» **Data for the task**:
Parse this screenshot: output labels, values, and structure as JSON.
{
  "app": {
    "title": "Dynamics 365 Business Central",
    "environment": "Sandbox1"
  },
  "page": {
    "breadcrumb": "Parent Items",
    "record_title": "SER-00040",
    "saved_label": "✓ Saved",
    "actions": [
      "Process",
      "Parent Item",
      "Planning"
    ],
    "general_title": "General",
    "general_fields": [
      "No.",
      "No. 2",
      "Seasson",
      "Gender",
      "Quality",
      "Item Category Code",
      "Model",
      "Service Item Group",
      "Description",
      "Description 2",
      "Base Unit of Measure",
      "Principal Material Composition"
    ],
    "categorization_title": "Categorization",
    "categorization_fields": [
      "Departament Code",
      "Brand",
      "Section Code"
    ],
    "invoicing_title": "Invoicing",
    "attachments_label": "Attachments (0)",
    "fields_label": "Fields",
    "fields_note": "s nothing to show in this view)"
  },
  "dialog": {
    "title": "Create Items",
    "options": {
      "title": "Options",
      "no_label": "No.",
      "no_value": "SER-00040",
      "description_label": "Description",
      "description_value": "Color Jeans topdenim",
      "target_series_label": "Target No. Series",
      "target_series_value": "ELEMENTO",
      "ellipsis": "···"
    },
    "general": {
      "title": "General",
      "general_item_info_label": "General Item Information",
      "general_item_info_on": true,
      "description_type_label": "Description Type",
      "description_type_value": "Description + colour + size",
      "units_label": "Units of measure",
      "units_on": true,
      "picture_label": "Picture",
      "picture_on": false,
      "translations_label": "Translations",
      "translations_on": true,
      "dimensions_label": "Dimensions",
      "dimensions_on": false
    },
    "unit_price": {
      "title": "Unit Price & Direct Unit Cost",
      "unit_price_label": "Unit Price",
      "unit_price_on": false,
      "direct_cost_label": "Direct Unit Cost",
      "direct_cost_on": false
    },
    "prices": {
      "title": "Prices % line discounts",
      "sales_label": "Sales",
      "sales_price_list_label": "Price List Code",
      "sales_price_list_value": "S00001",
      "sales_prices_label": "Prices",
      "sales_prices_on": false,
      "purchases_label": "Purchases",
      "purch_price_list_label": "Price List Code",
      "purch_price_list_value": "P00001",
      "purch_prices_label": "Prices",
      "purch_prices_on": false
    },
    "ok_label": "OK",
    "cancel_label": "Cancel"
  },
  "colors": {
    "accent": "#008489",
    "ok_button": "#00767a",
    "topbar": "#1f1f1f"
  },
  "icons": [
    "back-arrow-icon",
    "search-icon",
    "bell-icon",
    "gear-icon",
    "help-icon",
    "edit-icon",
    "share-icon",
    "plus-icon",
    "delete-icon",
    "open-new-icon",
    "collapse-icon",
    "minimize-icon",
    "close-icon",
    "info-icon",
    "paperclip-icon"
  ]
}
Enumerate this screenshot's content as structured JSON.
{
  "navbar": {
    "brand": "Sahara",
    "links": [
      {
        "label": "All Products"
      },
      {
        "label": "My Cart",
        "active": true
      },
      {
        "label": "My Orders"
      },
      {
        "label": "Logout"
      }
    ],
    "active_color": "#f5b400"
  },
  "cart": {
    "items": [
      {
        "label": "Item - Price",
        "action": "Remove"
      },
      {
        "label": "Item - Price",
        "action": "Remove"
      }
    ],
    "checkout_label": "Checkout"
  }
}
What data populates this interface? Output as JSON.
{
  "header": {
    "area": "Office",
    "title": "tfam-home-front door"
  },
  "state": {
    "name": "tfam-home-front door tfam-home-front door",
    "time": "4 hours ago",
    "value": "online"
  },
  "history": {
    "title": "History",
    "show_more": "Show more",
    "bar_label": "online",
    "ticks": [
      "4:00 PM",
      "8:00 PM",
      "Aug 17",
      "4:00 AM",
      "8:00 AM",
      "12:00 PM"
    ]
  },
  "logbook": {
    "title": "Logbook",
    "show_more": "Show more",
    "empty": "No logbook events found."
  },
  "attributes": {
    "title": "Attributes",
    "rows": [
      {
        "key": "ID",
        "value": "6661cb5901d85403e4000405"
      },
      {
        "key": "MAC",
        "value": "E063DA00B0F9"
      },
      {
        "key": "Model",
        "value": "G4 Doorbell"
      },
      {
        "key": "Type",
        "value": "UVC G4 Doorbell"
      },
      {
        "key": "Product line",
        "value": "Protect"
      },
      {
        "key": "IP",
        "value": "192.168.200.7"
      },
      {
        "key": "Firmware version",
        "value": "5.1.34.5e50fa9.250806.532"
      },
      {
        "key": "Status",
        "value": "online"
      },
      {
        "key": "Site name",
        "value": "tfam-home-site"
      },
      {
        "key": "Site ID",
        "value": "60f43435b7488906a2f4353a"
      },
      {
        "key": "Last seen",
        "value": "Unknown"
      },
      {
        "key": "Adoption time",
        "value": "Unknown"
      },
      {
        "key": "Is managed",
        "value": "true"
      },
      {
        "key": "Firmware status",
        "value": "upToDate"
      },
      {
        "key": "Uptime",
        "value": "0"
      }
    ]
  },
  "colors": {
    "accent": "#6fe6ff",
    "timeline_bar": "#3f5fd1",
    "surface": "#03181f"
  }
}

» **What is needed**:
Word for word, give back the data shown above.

» **Exercise output**:
Parse this screenshot: output labels, values, and structure as JSON.
{
  "app": {
    "title": "Dynamics 365 Business Central",
    "environment": "Sandbox1"
  },
  "page": {
    "breadcrumb": "Parent Items",
    "record_title": "SER-00040",
    "saved_label": "✓ Saved",
    "actions": [
      "Process",
      "Parent Item",
      "Planning"
    ],
    "general_title": "General",
    "general_fields": [
      "No.",
      "No. 2",
      "Seasson",
      "Gender",
      "Quality",
      "Item Category Code",
      "Model",
      "Service Item Group",
      "Description",
      "Description 2",
      "Base Unit of Measure",
      "Principal Material Composition"
    ],
    "categorization_title": "Categorization",
    "categorization_fields": [
      "Departament Code",
      "Brand",
      "Section Code"
    ],
    "invoicing_title": "Invoicing",
    "attachments_label": "Attachments (0)",
    "fields_label": "Fields",
    "fields_note": "s nothing to show in this view)"
  },
  "dialog": {
    "title": "Create Items",
    "options": {
      "title": "Options",
      "no_label": "No.",
      "no_value": "SER-00040",
      "description_label": "Description",
      "description_value": "Color Jeans topdenim",
      "target_series_label": "Target No. Series",
      "target_series_value": "ELEMENTO",
      "ellipsis": "···"
    },
    "general": {
      "title": "General",
      "general_item_info_label": "General Item Information",
      "general_item_info_on": true,
      "description_type_label": "Description Type",
      "description_type_value": "Description + colour + size",
      "units_label": "Units of measure",
      "units_on": true,
      "picture_label": "Picture",
      "picture_on": false,
      "translations_label": "Translations",
      "translations_on": true,
      "dimensions_label": "Dimensions",
      "dimensions_on": false
    },
    "unit_price": {
      "title": "Unit Price & Direct Unit Cost",
      "unit_price_label": "Unit Price",
      "unit_price_on": false,
      "direct_cost_label": "Direct Unit Cost",
      "direct_cost_on": false
    },
    "prices": {
      "title": "Prices % line discounts",
      "sales_label": "Sales",
      "sales_price_list_label": "Price List Code",
      "sales_price_list_value": "S00001",
      "sales_prices_label": "Prices",
      "sales_prices_on": false,
      "purchases_label": "Purchases",
      "purch_price_list_label": "Price List Code",
      "purch_price_list_value": "P00001",
      "purch_prices_label": "Prices",
      "purch_prices_on": false
    },
    "ok_label": "OK",
    "cancel_label": "Cancel"
  },
  "colors": {
    "accent": "#008489",
    "ok_button": "#00767a",
    "topbar": "#1f1f1f"
  },
  "icons": [
    "back-arrow-icon",
    "search-icon",
    "bell-icon",
    "gear-icon",
    "help-icon",
    "edit-icon",
    "share-icon",
    "plus-icon",
    "delete-icon",
    "open-new-icon",
    "collapse-icon",
    "minimize-icon",
    "close-icon",
    "info-icon",
    "paperclip-icon"
  ]
}
Enumerate this screenshot's content as structured JSON.
{
  "navbar": {
    "brand": "Sahara",
    "links": [
      {
        "label": "All Products"
      },
      {
        "label": "My Cart",
        "active": true
      },
      {
        "label": "My Orders"
      },
      {
        "label": "Logout"
      }
    ],
    "active_color": "#f5b400"
  },
  "cart": {
    "items": [
      {
        "label": "Item - Price",
        "action": "Remove"
      },
      {
        "label": "Item - Price",
        "action": "Remove"
      }
    ],
    "checkout_label": "Checkout"
  }
}
What data populates this interface? Output as JSON.
{
  "header": {
    "area": "Office",
    "title": "tfam-home-front door"
  },
  "state": {
    "name": "tfam-home-front door tfam-home-front door",
    "time": "4 hours ago",
    "value": "online"
  },
  "history": {
    "title": "History",
    "show_more": "Show more",
    "bar_label": "online",
    "ticks": [
      "4:00 PM",
      "8:00 PM",
      "Aug 17",
      "4:00 AM",
      "8:00 AM",
      "12:00 PM"
    ]
  },
  "logbook": {
    "title": "Logbook",
    "show_more": "Show more",
    "empty": "No logbook events found."
  },
  "attributes": {
    "title": "Attributes",
    "rows": [
      {
        "key": "ID",
        "value": "6661cb5901d85403e4000405"
      },
      {
        "key": "MAC",
        "value": "E063DA00B0F9"
      },
      {
        "key": "Model",
        "value": "G4 Doorbell"
      },
      {
        "key": "Type",
        "value": "UVC G4 Doorbell"
      },
      {
        "key": "Product line",
        "value": "Protect"
      },
      {
        "key": "IP",
        "value": "192.168.200.7"
      },
      {
        "key": "Firmware version",
        "value": "5.1.34.5e50fa9.250806.532"
      },
      {
        "key": "Status",
        "value": "online"
      },
      {
        "key": "Site name",
        "value": "tfam-home-site"
      },
      {
        "key": "Site ID",
        "value": "60f43435b7488906a2f4353a"
      },
      {
        "key": "Last seen",
        "value": "Unknown"
      },
      {
        "key": "Adoption time",
        "value": "Unknown"
      },
      {
        "key": "Is managed",
        "value": "true"
      },
      {
        "key": "Firmware status",
        "value": "upToDate"
      },
      {
        "key": "Uptime",
        "value": "0"
      }
    ]
  },
  "colors": {
    "accent": "#6fe6ff",
    "timeline_bar": "#3f5fd1",
    "surface": "#03181f"
  }
}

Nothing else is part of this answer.